During the 1960s, IFI membership spread throughout Europe to include Iceland (FHA now FHI) in 1967 and Hungary (MKSO) in 1969. The first non-European IFI member was ASID (formerly AID) from North America, who joined in 1974, followed by Canada (IDC) and Poland (ZPAP). Rapid expansion within the United States meant that by 1977, NCDIQ, FIDER (now CIDA) and IDEC had also joined the federation, and in 1978 the IFI General Assembly was held for the first time outside of Europe, in Washington DC. Strikingly appropriate, given IFI’s important role (and re-established core focus) in Design Policy, was the topic of this 1978 Congress, entitled “Designing for and with Governments”.

IFI Member Since 1977

It was at this seminal 1978 General Assembly, under the presidency of Verena Huber (Switzerland), that the Japan Interior Designers’ Association (JID) became officially recognized as a Full IFI Member. As the inaugural IFI Member to represent a country in the Asian region, JID remained the only Asian member for more than seven years, until Indonesia (HDII) joined in 1985.

JID, the national association representing interior designers in Japan, is a forward-looking and involved member of the IFI community and is comprised of four regional chapters: Kanto, Chubu, Kansai and Kyushu. Formed in 1958, JID has been dedicated to design activities and the professional, cultural and legal aspects of Interiors for more than half a century. The organization actively promotes the contribution of interiors to improving lifestyle/quality of life, industrial development, resolving social issues and establishing a standard of comfort across the built environment.

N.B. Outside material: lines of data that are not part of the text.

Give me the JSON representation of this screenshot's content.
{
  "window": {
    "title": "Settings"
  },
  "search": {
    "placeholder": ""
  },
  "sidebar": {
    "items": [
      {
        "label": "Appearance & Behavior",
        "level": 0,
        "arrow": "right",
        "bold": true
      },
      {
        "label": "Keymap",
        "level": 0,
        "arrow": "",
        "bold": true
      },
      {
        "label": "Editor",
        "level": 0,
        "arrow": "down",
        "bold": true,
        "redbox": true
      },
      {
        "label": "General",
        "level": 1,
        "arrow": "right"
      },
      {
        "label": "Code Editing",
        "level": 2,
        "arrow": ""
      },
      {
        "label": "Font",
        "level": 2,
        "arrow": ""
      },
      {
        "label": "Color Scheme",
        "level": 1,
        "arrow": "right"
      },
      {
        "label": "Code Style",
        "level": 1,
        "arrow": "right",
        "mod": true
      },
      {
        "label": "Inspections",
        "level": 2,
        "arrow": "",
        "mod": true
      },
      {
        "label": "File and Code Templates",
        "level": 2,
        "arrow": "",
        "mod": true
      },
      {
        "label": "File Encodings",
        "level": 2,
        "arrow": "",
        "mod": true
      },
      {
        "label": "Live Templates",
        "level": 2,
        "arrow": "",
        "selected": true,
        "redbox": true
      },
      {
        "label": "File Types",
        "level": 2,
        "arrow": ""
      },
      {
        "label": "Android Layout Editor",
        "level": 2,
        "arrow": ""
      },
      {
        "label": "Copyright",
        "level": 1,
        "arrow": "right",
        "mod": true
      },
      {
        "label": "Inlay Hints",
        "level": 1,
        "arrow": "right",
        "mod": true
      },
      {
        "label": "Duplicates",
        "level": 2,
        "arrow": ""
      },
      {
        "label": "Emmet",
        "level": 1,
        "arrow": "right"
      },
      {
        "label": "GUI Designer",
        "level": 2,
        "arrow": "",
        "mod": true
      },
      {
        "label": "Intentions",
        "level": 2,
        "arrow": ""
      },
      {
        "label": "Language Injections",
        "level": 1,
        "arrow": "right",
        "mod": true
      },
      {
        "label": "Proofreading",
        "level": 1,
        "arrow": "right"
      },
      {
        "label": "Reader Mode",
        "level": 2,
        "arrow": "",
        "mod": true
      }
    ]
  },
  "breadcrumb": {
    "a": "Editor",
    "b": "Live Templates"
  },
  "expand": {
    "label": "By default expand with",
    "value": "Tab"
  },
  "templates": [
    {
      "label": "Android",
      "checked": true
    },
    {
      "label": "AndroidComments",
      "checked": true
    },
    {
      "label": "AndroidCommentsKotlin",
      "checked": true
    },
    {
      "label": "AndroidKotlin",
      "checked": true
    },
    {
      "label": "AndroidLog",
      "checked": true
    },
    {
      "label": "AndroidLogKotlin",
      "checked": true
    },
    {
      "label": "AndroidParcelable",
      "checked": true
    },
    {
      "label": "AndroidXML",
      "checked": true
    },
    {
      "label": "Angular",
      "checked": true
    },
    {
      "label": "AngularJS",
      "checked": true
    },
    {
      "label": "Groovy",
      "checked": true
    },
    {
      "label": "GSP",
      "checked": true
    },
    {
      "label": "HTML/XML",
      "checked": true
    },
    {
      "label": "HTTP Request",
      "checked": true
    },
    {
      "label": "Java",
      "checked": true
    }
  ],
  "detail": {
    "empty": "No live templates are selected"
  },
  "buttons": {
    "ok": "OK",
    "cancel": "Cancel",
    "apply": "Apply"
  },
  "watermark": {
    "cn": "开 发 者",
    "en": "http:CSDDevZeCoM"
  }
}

After establishing its relationship with IFI, in 1987 JID helped the organization with the publication of the IFI Yearbook entitled “World-wide Interior”. At the IFI General Assembly and World Design Congress, Chicago (1991), Japan was selected to host the 17th biennial GA & Congress in 1995. For the first time in Asia, the 1995 Congress took place in the city of Nagoya, bringing together in excess of 1300 interior designers, architects, and students from more than 35 countries. The congress was an outstanding success, involving numerous substantial discussion sessions and related events such as a Global Interiors Exhibit, International Design Competition and Winning Entries Exhibition. The theme of the congress was “NEXT WAVE”. Panel discussions and debate related to the necessity for interior design to coexist with nature and the environment, foster the blossoming of human knowledge and improve quality of life.

As part of their ongoing commitment to raising design standards, back in 1969 JID established the national JID Award, recognizing excellent works and accomplishments related to interior design and promoting emerging designers. The JID Award gives new and established local talent an opportunity to be showcased on the world stage for contributing to the development of society and culture. JID also publishes regular journals and holds numerous community events, including the “Living Design” exhibitions, discussion forums and student workshops (see images in left hand column).

Recently, JID brought together an “International Committee” to take part in regular international activities and build global relationships. Currently in progress is a program to introduce Japanese youth and the next generation of Japanese Interior Designers to overseas design communities and markets.

As a premier association in Japan, we salute JID for their continued visionary and dedicated service to our discipline.  JID, you are an extraordinary body of people and a source of inspiration to all, thank you.

As always, to all our readership, I welcome your thoughts and comments. It is insightful and encouraging to receive your feedback. Please keep in touch.